## PROBLEM TO SOLVE
Please print every record below exactly as it reads.

-------

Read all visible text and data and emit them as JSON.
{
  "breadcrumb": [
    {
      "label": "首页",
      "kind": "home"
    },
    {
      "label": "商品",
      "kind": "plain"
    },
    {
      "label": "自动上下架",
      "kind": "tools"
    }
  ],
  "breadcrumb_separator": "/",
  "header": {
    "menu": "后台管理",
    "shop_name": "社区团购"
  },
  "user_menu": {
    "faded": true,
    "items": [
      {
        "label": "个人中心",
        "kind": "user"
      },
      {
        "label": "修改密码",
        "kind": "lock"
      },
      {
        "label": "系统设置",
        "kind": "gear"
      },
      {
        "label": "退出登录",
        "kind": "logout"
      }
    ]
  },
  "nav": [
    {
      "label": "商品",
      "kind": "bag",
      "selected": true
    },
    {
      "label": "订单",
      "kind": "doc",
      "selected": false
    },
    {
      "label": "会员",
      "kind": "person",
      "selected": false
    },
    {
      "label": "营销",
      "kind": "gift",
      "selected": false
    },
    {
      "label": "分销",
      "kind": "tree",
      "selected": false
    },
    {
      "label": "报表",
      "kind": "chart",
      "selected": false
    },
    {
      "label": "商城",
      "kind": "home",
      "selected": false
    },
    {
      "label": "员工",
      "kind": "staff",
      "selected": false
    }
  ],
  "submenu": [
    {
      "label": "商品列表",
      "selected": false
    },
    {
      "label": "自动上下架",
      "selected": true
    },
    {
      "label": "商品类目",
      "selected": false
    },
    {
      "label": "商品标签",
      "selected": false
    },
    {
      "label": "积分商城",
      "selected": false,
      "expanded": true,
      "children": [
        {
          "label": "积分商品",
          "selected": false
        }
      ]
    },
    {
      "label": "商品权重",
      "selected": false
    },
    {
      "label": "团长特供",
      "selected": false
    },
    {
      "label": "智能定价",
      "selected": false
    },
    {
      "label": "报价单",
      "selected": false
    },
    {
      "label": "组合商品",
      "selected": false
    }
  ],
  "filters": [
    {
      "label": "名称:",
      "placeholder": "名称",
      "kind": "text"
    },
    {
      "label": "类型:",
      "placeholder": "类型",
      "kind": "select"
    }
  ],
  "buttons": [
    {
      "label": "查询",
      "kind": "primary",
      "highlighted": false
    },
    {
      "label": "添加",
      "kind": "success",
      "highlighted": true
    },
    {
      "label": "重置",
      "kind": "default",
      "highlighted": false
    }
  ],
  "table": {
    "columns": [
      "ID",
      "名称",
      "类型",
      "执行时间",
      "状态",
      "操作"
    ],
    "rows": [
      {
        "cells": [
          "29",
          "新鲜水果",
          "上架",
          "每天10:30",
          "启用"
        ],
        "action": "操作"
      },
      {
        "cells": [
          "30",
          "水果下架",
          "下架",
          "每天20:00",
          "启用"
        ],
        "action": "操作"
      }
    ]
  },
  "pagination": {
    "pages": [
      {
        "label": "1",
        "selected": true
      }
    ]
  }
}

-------

## RESPONSE BOX
Read all visible text and data and emit them as JSON.
{
  "breadcrumb": [
    {
      "label": "首页",
      "kind": "home"
    },
    {
      "label": "商品",
      "kind": "plain"
    },
    {
      "label": "自动上下架",
      "kind": "tools"
    }
  ],
  "breadcrumb_separator": "/",
  "header": {
    "menu": "后台管理",
    "shop_name": "社区团购"
  },
  "user_menu": {
    "faded": true,
    "items": [
      {
        "label": "个人中心",
        "kind": "user"
      },
      {
        "label": "修改密码",
        "kind": "lock"
      },
      {
        "label": "系统设置",
        "kind": "gear"
      },
      {
        "label": "退出登录",
        "kind": "logout"
      }
    ]
  },
  "nav": [
    {
      "label": "商品",
      "kind": "bag",
      "selected": true
    },
    {
      "label": "订单",
      "kind": "doc",
      "selected": false
    },
    {
      "label": "会员",
      "kind": "person",
      "selected": false
    },
    {
      "label": "营销",
      "kind": "gift",
      "selected": false
    },
    {
      "label": "分销",
      "kind": "tree",
      "selected": false
    },
    {
      "label": "报表",
      "kind": "chart",
      "selected": false
    },
    {
      "label": "商城",
      "kind": "home",
      "selected": false
    },
    {
      "label": "员工",
      "kind": "staff",
      "selected": false
    }
  ],
  "submenu": [
    {
      "label": "商品列表",
      "selected": false
    },
    {
      "label": "自动上下架",
      "selected": true
    },
    {
      "label": "商品类目",
      "selected": false
    },
    {
      "label": "商品标签",
      "selected": false
    },
    {
      "label": "积分商城",
      "selected": false,
      "expanded": true,
      "children": [
        {
          "label": "积分商品",
          "selected": false
        }
      ]
    },
    {
      "label": "商品权重",
      "selected": false
    },
    {
      "label": "团长特供",
      "selected": false
    },
    {
      "label": "智能定价",
      "selected": false
    },
    {
      "label": "报价单",
      "selected": false
    },
    {
      "label": "组合商品",
      "selected": false
    }
  ],
  "filters": [
    {
      "label": "名称:",
      "placeholder": "名称",
      "kind": "text"
    },
    {
      "label": "类型:",
      "placeholder": "类型",
      "kind": "select"
    }
  ],
  "buttons": [
    {
      "label": "查询",
      "kind": "primary",
      "highlighted": false
    },
    {
      "label": "添加",
      "kind": "success",
      "highlighted": true
    },
    {
      "label": "重置",
      "kind": "default",
      "highlighted": false
    }
  ],
  "table": {
    "columns": [
      "ID",
      "名称",
      "类型",
      "执行时间",
      "状态",
      "操作"
    ],
    "rows": [
      {
        "cells": [
          "29",
          "新鲜水果",
          "上架",
          "每天10:30",
          "启用"
        ],
        "action": "操作"
      },
      {
        "cells": [
          "30",
          "水果下架",
          "下架",
          "每天20:00",
          "启用"
        ],
        "action": "操作"
      }
    ]
  },
  "pagination": {
    "pages": [
      {
        "label": "1",
        "selected": true
      }
    ]
  }
}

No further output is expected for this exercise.